While every "Father Knows Best" fan knows that the family lived in the town of Springfield (no specified state, though apparently Midwestern), fewer know the address — 607 South Maple Street. Or that Jim Anderson was manager of General Insurance Co.
"FKB" became so associated with the "typical" American family that in 1959 the U.S. Treasury Department commissioned a special episode to promote its savings-bond drive among churches, schools and civic groups. Titled "24 Hours in Tyrant Land," it depicted the Anderson children attempting to cope with living under a dictatorship. It was never shown on television.
Robert Young won two Emmy awards (in 1957 and 1958) and Jane Wyatt won three (1958, 1959 and 1960) for their roles on the show. The series also garnered a Best Direction Emmy (by Peter Tewksbury) in 1959.
Two "FKB" reunion specials have been aired: "Father Knows Best: The Father Knows Best Reunion" in May 1977 and "Father Knows Best: Home for the Holidays" the following December.
While most sitcoms were filmed with three cameras in front of a studio audience — a practice pioneered by "I Love Lucy" — "FKB" was filmed movie-style, with one camera and no audience.
Thirteen episodes of the series have disappeared, two originals and 11 "flashback" shows. Presumably the distributors decided that flashbacks would not work well in rerun syndication and disposed of them.
In recent years there has been talk of a big-screen "Father Knows Best" movie, but so far it has not gotten beyond talk. Tim Allen has been mentioned for the title role.

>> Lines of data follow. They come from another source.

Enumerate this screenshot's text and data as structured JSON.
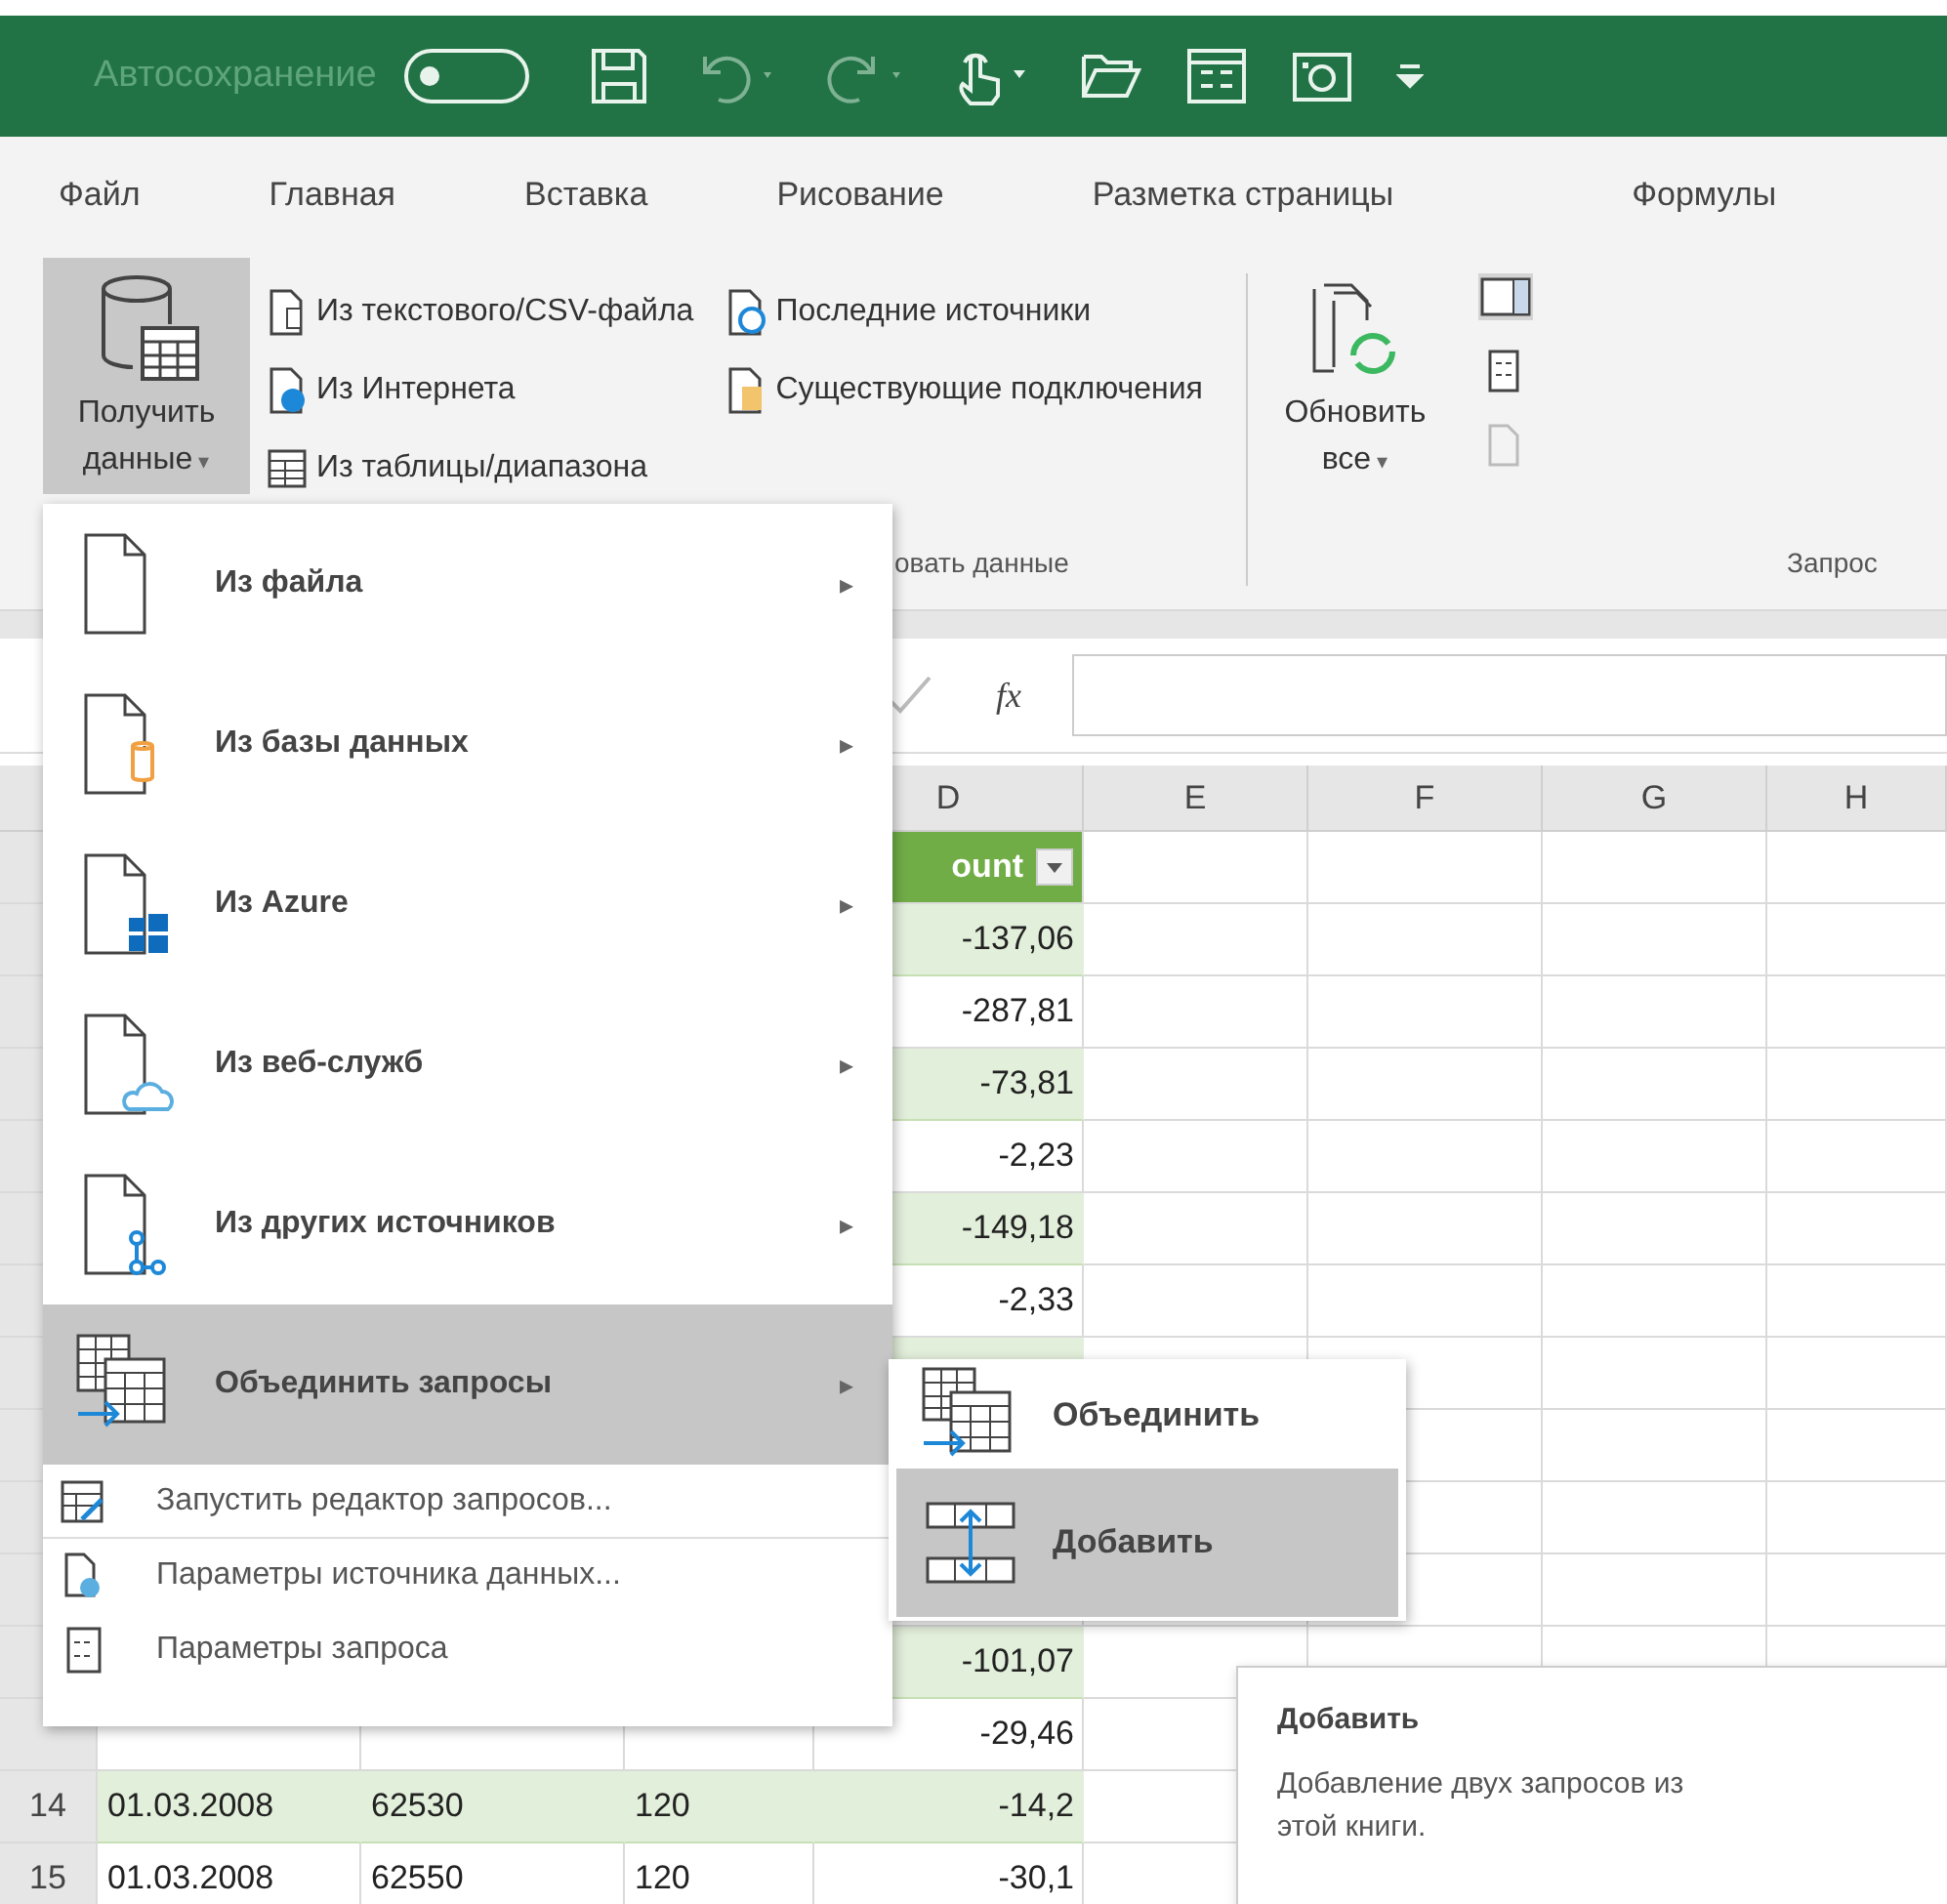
{
  "title_bar": {
    "autosave_label": "Автосохранение",
    "autosave_on": false
  },
  "tabs": [
    "Файл",
    "Главная",
    "Вставка",
    "Рисование",
    "Разметка страницы",
    "Формулы"
  ],
  "ribbon": {
    "get_data": {
      "lines": [
        "Получить",
        "данные"
      ],
      "caret": "▾",
      "expanded": true
    },
    "sources_left": [
      {
        "kind": "text",
        "label": "Из текстового/CSV-файла"
      },
      {
        "kind": "web",
        "label": "Из Интернета"
      },
      {
        "kind": "table",
        "label": "Из таблицы/диапазона"
      }
    ],
    "sources_right": [
      {
        "kind": "recent",
        "label": "Последние источники"
      },
      {
        "kind": "existing",
        "label": "Существующие подключения"
      }
    ],
    "group_label": "овать данные",
    "refresh": {
      "lines": [
        "Обновить",
        "все"
      ],
      "caret": "▾"
    },
    "queries_label": "Запрос"
  },
  "formula_bar": {
    "fx": "fx"
  },
  "columns": [
    "D",
    "E",
    "F",
    "G",
    "H"
  ],
  "table_header": {
    "d": "ount"
  },
  "rows": [
    {
      "d": "-137,06"
    },
    {
      "d": "-287,81"
    },
    {
      "d": "-73,81"
    },
    {
      "d": "-2,23"
    },
    {
      "d": "-149,18"
    },
    {
      "d": "-2,33"
    },
    {},
    {},
    {},
    {},
    {
      "d": "-101,07"
    },
    {
      "d": "-29,46"
    },
    {
      "number": "14",
      "a": "01.03.2008",
      "b": "62530",
      "c": "120",
      "d": "-14,2"
    },
    {
      "number": "15",
      "a": "01.03.2008",
      "b": "62550",
      "c": "120",
      "d": "-30,1"
    }
  ],
  "menu": {
    "items": [
      {
        "kind": "file",
        "label": "Из файла",
        "arrow": "▸",
        "selected": false
      },
      {
        "kind": "database",
        "label": "Из базы данных",
        "arrow": "▸",
        "selected": false
      },
      {
        "kind": "azure",
        "label": "Из Azure",
        "arrow": "▸",
        "selected": false
      },
      {
        "kind": "webservice",
        "label": "Из веб-служб",
        "arrow": "▸",
        "selected": false
      },
      {
        "kind": "other",
        "label": "Из других источников",
        "arrow": "▸",
        "selected": false
      },
      {
        "kind": "combine",
        "label": "Объединить запросы",
        "arrow": "▸",
        "selected": true
      },
      {
        "kind": "editor",
        "label": "Запустить редактор запросов...",
        "separator_after": true,
        "selected": false
      },
      {
        "kind": "source-settings",
        "label": "Параметры источника данных...",
        "separator_after": false,
        "selected": false
      },
      {
        "kind": "query-settings",
        "label": "Параметры запроса",
        "separator_after": false,
        "selected": false
      }
    ]
  },
  "submenu": {
    "items": [
      {
        "kind": "merge",
        "label": "Объединить",
        "selected": false
      },
      {
        "kind": "append",
        "label": "Добавить",
        "selected": true
      }
    ]
  },
  "tooltip": {
    "title": "Добавить",
    "text": "Добавление двух запросов из этой книги."
  }
}
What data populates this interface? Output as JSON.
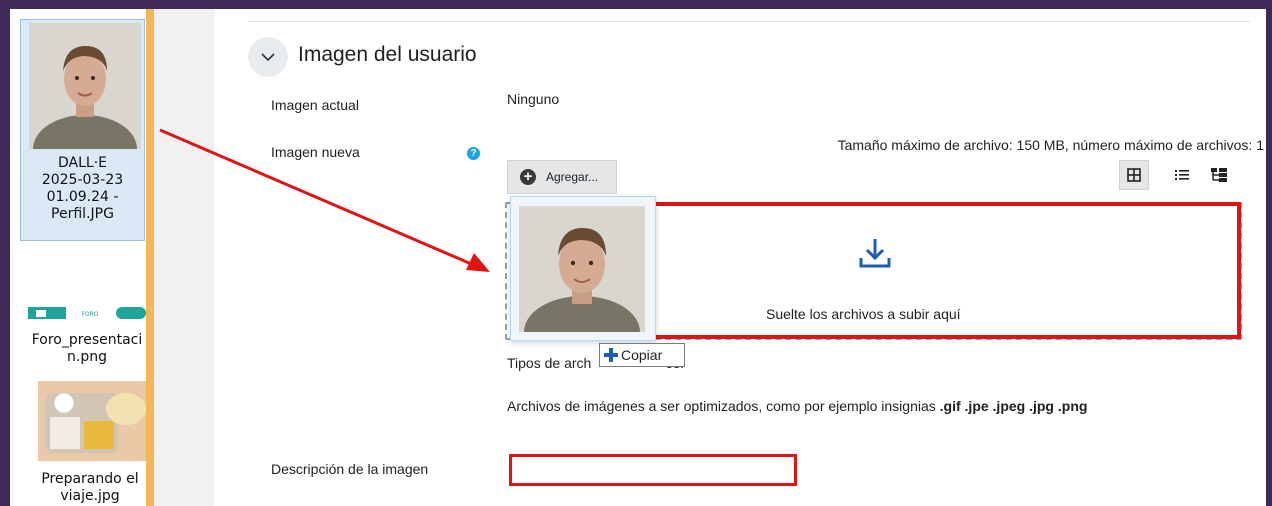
{
  "desktop": {
    "files": [
      {
        "name": "DALL·E\n2025-03-23\n01.09.24 -\nPerfil.JPG",
        "selected": true
      },
      {
        "name": "Foro_presentaci\nn.png",
        "thumb_text": "FORO"
      },
      {
        "name": "Preparando el\nviaje.jpg"
      }
    ]
  },
  "section": {
    "title": "Imagen del usuario",
    "toggle_icon": "chevron-down-icon"
  },
  "fields": {
    "current_image_label": "Imagen actual",
    "current_image_value": "Ninguno",
    "new_image_label": "Imagen nueva",
    "help_glyph": "?",
    "limits_text": "Tamaño máximo de archivo: 150 MB, número máximo de archivos: 1",
    "add_button_label": "Agregar...",
    "add_glyph": "+",
    "drop_text": "Suelte los archivos a subir aquí",
    "types_prefix": "Tipos de arch",
    "types_suffix": "os:",
    "types_desc_text": "Archivos de imágenes a ser optimizados, como por ejemplo insignias ",
    "types_desc_ext": ".gif .jpe .jpeg .jpg .png",
    "description_label": "Descripción de la imagen"
  },
  "drag": {
    "tooltip_label": "Copiar"
  },
  "colors": {
    "highlight": "#e01414",
    "frame": "#3f2a5a",
    "accent_orange": "#f4b859",
    "help_blue": "#1aa3e8",
    "copy_blue": "#1a5fb4"
  }
}
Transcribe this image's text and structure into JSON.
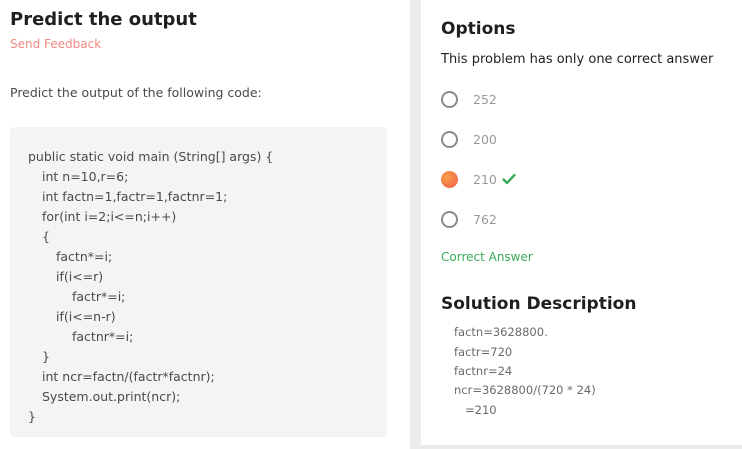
{
  "problem": {
    "title": "Predict the output",
    "feedback_label": "Send Feedback",
    "question": "Predict the output of the following code:",
    "code_lines": [
      "public static void main (String[] args) {",
      "int n=10,r=6;",
      "int factn=1,factr=1,factnr=1;",
      "for(int i=2;i<=n;i++)",
      "{",
      "factn*=i;",
      "if(i<=r)",
      "factr*=i;",
      "if(i<=n-r)",
      "factnr*=i;",
      "}",
      "int ncr=factn/(factr*factnr);",
      "System.out.print(ncr);",
      "}"
    ]
  },
  "options": {
    "title": "Options",
    "subtitle": "This problem has only one correct answer",
    "items": [
      {
        "label": "252",
        "selected": false
      },
      {
        "label": "200",
        "selected": false
      },
      {
        "label": "210",
        "selected": true,
        "correct": true
      },
      {
        "label": "762",
        "selected": false
      }
    ],
    "result_label": "Correct Answer"
  },
  "solution": {
    "title": "Solution Description",
    "lines": [
      "factn=3628800.",
      "factr=720",
      "factnr=24",
      "ncr=3628800/(720 * 24)",
      "=210"
    ]
  },
  "colors": {
    "feedback": "#f08a7e",
    "correct": "#3aab5b",
    "radio_selected_start": "#f7a04a",
    "radio_selected_end": "#ef5a4a"
  }
}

Young died in 1998 at age 91. Before he moved on to play "Marcus Welby, M.D.," he starred for a year (1961-62) in "Window on Main Street," a conceptually intriguing but unsuccessful sitcom in which a man moves back to his hometown and views the passing scene from a hotel. Ironically, though cast so long in roles as a rock-solid, dependable patriarch, he confessed publicly that for a long time he struggled with alcoholism and depression, which led to a suicide attempt.
Jane Wyatt, who is 93, went on to act in dozens of television movies, dramas and sitcoms, well into her 80s.
Elinor Donahue, 67, likewise went on to further television success. Her acting resume is one of the longest in television, and includes roles as Tony Randall and then Andy Griffith's girlfriends on their series, as well as "Doctor Quinn, Medicine Woman" and scores of other productions.
Billy Gray, 66, who had had numerous film roles before "FKB" (most notably in "The Day the Earth Stood Still"), found only a few parts in television and movies afterward, and his acting career languished. In 1998 he settled a libel suit he brought against film critic Leonard Maltin for wrongly labeling him a drug addict and pusher.
Lauren Chapin, 59, did not have an acting career after "FKB." Various sources say her life came apart in the succeeding years, bringing her many troubles, though her own Web site, www.laurenknowsbest.com, does not mention any of it and says she works as an entertainment manager and ordained evangelist.